  • Prepare the sale agreement: Once a buyer is found, you will need to prepare a sale agreement. Primarily, this document transfers the rights of the unsecured promissory note from you to the buyer. It is crucial that this document clearly enumerates the terms of the deal; you don’t want any grey area here! Legal counsel could be worth the investment at this stage.

  • Complete the sale: Finish up by getting the sale agreement notarized and filing it appropriately. Especially for this finale, it's a good idea to check up on local or state laws — you don’t want to miss any obligatory filings or documents!

It's essential to remember that selling an unsecured promissory note is a legal transaction, and you should consider seeking legal advice to avoid any pitfalls in the process.


Lending money always sounds like risky business, but an unsecured promissory note can be the buoy that keeps you afloat amidst financial uncertainties. The intrinsic flexibility and simplicity of a promissory note make it a viable option for a wide range of financial interactions. If you're a lender seeking a quick return on your investment, selling a promissory note might be right up your alley.

Moreover, the unsecured promissory note serves as more than just a financial mechanism; it's a way to help prop up someone in need without making the process overly complex or risky. From a small business owner building a dream to someone navigating life's unexpected financial turbulence, your note can become their lifeline. Utilizing legal aids and resources can simplify the process, ensuring both parties experience a well-structured and secure transaction.

Frequently Asked Questions

Are unsecured promissory notes legally binding?

Yes, unsecured promissory notes are legally binding. As long as it contains the basic elements such as the amount borrowed, the interest rate, due dates for repayments, and it's signed by the parties involved, a promissory note is enforceable by law.


However, it's important to remember that with an unsecured promissory note, if the borrower defaults, the lender's legal recourse differs noticeably compared to a secured promissory note. Rather than claiming an asset, the lender would need to undertake legal proceedings to recover the money. Despite this, the promissory note provides a legitimate, recordable agreement between parties, which can be crucial.


What happens if a borrower defaults on an unsecured promissory note?

When a borrower fails to keep up the agreed payments, it's considered a default on the unsecured promissory note. Considering there's no collateral associated, legal action remains the main recourse for the lender to recover the outstanding debt. It's essential to spell out these terms of default in the note to set clear expectations for both parties at the outset.


For instance, the note may state that in case of default, the entire loan comes due immediately. Alternatively, it can provide a grace period for the borrower to rectify the situation. While an unsecured promissory note does mean fewer straightforward options in the event of a default, it still holds legal value and protections for the lender.

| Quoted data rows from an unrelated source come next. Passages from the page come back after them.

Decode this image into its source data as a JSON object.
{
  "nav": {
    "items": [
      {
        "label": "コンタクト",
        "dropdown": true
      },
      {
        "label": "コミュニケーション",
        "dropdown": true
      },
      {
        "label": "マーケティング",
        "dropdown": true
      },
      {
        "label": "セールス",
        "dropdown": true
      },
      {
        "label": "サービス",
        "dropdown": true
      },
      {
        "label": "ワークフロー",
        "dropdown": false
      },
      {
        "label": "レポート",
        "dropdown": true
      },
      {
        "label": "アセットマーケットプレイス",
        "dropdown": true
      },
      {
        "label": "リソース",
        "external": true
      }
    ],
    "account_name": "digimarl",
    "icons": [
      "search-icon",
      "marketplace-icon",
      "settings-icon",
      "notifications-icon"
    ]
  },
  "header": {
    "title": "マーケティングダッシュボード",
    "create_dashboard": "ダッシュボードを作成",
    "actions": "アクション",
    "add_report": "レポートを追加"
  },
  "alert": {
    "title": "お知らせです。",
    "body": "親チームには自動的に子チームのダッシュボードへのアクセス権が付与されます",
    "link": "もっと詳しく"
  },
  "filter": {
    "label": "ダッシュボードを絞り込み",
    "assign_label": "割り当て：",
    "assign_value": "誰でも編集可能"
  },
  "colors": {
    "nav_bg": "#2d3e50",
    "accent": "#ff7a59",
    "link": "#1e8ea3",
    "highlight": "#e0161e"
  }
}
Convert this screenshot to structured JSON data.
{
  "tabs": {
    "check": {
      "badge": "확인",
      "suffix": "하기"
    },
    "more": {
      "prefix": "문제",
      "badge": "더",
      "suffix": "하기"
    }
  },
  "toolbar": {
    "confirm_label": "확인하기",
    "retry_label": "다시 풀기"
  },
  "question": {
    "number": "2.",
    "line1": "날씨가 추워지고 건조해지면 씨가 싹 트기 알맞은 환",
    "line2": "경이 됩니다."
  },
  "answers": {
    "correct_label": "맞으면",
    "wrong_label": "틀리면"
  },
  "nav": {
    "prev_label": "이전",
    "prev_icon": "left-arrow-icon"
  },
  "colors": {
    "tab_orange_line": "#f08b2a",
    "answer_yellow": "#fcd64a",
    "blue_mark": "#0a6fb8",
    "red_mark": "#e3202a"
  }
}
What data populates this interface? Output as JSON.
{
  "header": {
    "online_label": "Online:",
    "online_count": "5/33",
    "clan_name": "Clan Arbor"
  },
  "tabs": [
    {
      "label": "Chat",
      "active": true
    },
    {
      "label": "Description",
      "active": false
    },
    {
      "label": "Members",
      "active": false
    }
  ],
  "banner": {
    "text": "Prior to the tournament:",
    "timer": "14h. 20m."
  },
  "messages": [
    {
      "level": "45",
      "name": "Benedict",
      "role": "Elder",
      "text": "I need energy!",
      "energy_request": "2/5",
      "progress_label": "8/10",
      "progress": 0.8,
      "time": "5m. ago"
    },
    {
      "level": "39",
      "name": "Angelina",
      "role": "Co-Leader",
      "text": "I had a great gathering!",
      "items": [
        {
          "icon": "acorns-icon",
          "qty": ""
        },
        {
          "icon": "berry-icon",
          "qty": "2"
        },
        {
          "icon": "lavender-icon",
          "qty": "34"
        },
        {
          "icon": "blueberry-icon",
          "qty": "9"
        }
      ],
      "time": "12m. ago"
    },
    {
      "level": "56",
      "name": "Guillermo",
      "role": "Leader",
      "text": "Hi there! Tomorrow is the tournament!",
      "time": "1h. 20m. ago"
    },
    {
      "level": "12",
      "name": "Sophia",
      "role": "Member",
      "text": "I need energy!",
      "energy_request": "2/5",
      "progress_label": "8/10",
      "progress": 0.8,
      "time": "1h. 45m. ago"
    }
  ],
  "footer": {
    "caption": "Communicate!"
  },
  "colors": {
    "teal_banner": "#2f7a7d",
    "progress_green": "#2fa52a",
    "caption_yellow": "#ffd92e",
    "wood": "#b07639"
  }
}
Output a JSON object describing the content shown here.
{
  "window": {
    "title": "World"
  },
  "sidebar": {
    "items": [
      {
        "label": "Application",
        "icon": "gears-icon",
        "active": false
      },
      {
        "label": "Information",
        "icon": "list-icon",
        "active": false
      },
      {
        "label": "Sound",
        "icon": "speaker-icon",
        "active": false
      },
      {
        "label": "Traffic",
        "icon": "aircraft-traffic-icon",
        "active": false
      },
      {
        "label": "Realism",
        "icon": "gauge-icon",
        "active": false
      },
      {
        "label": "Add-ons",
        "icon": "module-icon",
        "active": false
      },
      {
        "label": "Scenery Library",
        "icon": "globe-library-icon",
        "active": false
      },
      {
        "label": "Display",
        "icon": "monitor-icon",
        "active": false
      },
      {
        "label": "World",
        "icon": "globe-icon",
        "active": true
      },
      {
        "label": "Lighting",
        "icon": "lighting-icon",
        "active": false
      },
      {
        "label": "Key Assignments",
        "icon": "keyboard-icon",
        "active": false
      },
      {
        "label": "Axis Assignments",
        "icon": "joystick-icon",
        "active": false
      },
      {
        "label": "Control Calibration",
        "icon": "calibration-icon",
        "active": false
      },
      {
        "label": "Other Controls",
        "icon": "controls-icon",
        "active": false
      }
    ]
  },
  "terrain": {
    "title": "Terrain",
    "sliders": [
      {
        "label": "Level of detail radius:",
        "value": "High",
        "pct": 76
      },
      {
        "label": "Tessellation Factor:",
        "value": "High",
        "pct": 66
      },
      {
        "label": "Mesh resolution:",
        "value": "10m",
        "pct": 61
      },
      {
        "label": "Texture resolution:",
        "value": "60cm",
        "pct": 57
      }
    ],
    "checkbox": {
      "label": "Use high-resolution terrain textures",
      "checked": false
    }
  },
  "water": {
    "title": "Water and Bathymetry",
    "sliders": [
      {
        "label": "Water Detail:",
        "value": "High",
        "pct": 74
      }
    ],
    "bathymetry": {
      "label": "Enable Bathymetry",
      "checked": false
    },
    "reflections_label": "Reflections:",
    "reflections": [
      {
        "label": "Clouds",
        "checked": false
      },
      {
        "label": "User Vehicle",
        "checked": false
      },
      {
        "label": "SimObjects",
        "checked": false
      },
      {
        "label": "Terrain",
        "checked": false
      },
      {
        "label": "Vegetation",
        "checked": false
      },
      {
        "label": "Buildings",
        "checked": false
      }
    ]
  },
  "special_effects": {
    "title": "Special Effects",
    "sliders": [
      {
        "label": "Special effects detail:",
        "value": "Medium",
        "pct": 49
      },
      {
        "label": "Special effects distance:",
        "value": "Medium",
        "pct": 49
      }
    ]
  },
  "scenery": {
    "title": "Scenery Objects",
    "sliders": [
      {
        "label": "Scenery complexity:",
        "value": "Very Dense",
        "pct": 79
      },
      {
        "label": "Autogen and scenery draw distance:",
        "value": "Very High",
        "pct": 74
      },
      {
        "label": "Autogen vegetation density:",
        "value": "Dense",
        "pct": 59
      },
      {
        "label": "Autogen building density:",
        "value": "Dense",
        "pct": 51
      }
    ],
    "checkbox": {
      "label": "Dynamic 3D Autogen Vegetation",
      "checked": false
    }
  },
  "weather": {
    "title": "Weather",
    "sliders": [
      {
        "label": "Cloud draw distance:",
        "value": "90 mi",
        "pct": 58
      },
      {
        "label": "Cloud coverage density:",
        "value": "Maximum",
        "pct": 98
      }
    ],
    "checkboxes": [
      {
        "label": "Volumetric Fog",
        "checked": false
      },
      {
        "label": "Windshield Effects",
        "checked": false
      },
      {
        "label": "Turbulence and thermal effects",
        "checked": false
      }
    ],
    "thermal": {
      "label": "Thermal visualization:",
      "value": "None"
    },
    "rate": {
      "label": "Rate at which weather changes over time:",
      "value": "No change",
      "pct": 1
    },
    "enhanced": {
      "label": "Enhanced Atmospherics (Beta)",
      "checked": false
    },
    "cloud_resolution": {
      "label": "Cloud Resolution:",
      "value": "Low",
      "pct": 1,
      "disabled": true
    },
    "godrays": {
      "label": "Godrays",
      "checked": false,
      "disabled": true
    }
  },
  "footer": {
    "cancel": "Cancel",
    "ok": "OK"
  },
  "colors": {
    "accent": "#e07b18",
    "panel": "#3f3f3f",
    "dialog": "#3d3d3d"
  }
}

Can an unsecured promissory note be sold?

Yes, an unsecured promissory note can be sold. When a note is sold, the buyer (new lender) steps into the shoes of the original lender, and the borrower will now owe the debt to the new lender. This is a common practice in lending and can be an effective way of quickly recouping your investment.


It is important to note that selling an unsecured promissory note does not change the terms of the note for the borrower. The interest rate, payment schedule, and other key terms will remain the same. Both parties should document such transactions accurately and transparently to maintain the credibility and legality of the promissory note.